> Source records:
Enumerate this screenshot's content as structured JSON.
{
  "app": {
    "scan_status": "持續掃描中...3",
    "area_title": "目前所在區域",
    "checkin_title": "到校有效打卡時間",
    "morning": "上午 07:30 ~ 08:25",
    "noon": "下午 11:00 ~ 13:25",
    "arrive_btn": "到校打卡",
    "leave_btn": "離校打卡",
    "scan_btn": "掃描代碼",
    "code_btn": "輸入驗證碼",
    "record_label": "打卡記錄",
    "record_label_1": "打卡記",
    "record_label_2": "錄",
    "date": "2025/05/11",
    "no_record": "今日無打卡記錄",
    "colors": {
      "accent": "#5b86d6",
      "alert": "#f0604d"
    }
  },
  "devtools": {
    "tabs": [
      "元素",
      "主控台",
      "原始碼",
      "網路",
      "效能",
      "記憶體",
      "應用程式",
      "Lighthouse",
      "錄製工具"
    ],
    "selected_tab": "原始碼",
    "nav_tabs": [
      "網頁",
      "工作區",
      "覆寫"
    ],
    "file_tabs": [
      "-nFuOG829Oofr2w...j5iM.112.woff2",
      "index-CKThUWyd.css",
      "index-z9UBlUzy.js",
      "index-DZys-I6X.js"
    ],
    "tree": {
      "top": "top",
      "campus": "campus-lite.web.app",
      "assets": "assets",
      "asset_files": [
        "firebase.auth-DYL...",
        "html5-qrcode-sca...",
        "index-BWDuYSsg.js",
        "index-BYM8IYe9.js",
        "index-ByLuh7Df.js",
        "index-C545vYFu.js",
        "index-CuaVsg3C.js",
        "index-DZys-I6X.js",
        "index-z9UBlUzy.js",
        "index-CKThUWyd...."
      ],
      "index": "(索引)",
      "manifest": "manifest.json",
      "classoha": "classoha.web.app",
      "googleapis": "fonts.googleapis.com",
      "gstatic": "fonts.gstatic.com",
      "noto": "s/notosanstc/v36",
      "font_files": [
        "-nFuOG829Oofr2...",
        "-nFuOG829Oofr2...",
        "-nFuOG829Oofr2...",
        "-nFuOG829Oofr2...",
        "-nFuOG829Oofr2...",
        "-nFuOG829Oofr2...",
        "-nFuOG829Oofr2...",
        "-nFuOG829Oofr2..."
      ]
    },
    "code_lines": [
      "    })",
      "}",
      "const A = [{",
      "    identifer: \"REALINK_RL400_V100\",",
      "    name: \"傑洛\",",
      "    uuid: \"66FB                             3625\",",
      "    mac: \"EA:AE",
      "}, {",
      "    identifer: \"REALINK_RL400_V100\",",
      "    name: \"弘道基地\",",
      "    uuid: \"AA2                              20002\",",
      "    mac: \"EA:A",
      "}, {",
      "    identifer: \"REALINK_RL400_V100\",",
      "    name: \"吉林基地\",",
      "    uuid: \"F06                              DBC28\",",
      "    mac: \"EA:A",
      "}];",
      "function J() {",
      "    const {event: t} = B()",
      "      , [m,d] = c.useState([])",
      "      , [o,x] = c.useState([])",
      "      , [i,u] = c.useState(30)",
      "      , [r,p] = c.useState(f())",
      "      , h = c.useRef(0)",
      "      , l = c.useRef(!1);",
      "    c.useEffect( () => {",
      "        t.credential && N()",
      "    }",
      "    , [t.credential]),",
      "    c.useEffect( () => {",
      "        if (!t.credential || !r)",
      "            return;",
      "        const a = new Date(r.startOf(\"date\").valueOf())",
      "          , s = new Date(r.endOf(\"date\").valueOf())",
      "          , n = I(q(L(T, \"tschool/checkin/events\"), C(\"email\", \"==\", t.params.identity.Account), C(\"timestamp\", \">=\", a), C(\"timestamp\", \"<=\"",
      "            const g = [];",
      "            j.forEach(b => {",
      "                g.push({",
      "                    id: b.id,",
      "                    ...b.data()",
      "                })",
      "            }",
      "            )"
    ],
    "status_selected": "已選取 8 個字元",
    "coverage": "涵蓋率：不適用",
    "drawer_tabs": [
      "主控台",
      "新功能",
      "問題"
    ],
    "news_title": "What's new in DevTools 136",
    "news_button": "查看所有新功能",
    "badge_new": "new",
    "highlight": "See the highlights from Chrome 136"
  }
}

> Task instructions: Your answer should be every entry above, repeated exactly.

> Written response:
Enumerate this screenshot's content as structured JSON.
{
  "app": {
    "scan_status": "持續掃描中...3",
    "area_title": "目前所在區域",
    "checkin_title": "到校有效打卡時間",
    "morning": "上午 07:30 ~ 08:25",
    "noon": "下午 11:00 ~ 13:25",
    "arrive_btn": "到校打卡",
    "leave_btn": "離校打卡",
    "scan_btn": "掃描代碼",
    "code_btn": "輸入驗證碼",
    "record_label": "打卡記錄",
    "record_label_1": "打卡記",
    "record_label_2": "錄",
    "date": "2025/05/11",
    "no_record": "今日無打卡記錄",
    "colors": {
      "accent": "#5b86d6",
      "alert": "#f0604d"
    }
  },
  "devtools": {
    "tabs": [
      "元素",
      "主控台",
      "原始碼",
      "網路",
      "效能",
      "記憶體",
      "應用程式",
      "Lighthouse",
      "錄製工具"
    ],
    "selected_tab": "原始碼",
    "nav_tabs": [
      "網頁",
      "工作區",
      "覆寫"
    ],
    "file_tabs": [
      "-nFuOG829Oofr2w...j5iM.112.woff2",
      "index-CKThUWyd.css",
      "index-z9UBlUzy.js",
      "index-DZys-I6X.js"
    ],
    "tree": {
      "top": "top",
      "campus": "campus-lite.web.app",
      "assets": "assets",
      "asset_files": [
        "firebase.auth-DYL...",
        "html5-qrcode-sca...",
        "index-BWDuYSsg.js",
        "index-BYM8IYe9.js",
        "index-ByLuh7Df.js",
        "index-C545vYFu.js",
        "index-CuaVsg3C.js",
        "index-DZys-I6X.js",
        "index-z9UBlUzy.js",
        "index-CKThUWyd...."
      ],
      "index": "(索引)",
      "manifest": "manifest.json",
      "classoha": "classoha.web.app",
      "googleapis": "fonts.googleapis.com",
      "gstatic": "fonts.gstatic.com",
      "noto": "s/notosanstc/v36",
      "font_files": [
        "-nFuOG829Oofr2...",
        "-nFuOG829Oofr2...",
        "-nFuOG829Oofr2...",
        "-nFuOG829Oofr2...",
        "-nFuOG829Oofr2...",
        "-nFuOG829Oofr2...",
        "-nFuOG829Oofr2...",
        "-nFuOG829Oofr2..."
      ]
    },
    "code_lines": [
      "    })",
      "}",
      "const A = [{",
      "    identifer: \"REALINK_RL400_V100\",",
      "    name: \"傑洛\",",
      "    uuid: \"66FB                             3625\",",
      "    mac: \"EA:AE",
      "}, {",
      "    identifer: \"REALINK_RL400_V100\",",
      "    name: \"弘道基地\",",
      "    uuid: \"AA2                              20002\",",
      "    mac: \"EA:A",
      "}, {",
      "    identifer: \"REALINK_RL400_V100\",",
      "    name: \"吉林基地\",",
      "    uuid: \"F06                              DBC28\",",
      "    mac: \"EA:A",
      "}];",
      "function J() {",
      "    const {event: t} = B()",
      "      , [m,d] = c.useState([])",
      "      , [o,x] = c.useState([])",
      "      , [i,u] = c.useState(30)",
      "      , [r,p] = c.useState(f())",
      "      , h = c.useRef(0)",
      "      , l = c.useRef(!1);",
      "    c.useEffect( () => {",
      "        t.credential && N()",
      "    }",
      "    , [t.credential]),",
      "    c.useEffect( () => {",
      "        if (!t.credential || !r)",
      "            return;",
      "        const a = new Date(r.startOf(\"date\").valueOf())",
      "          , s = new Date(r.endOf(\"date\").valueOf())",
      "          , n = I(q(L(T, \"tschool/checkin/events\"), C(\"email\", \"==\", t.params.identity.Account), C(\"timestamp\", \">=\", a), C(\"timestamp\", \"<=\"",
      "            const g = [];",
      "            j.forEach(b => {",
      "                g.push({",
      "                    id: b.id,",
      "                    ...b.data()",
      "                })",
      "            }",
      "            )"
    ],
    "status_selected": "已選取 8 個字元",
    "coverage": "涵蓋率：不適用",
    "drawer_tabs": [
      "主控台",
      "新功能",
      "問題"
    ],
    "news_title": "What's new in DevTools 136",
    "news_button": "查看所有新功能",
    "badge_new": "new",
    "highlight": "See the highlights from Chrome 136"
  }
}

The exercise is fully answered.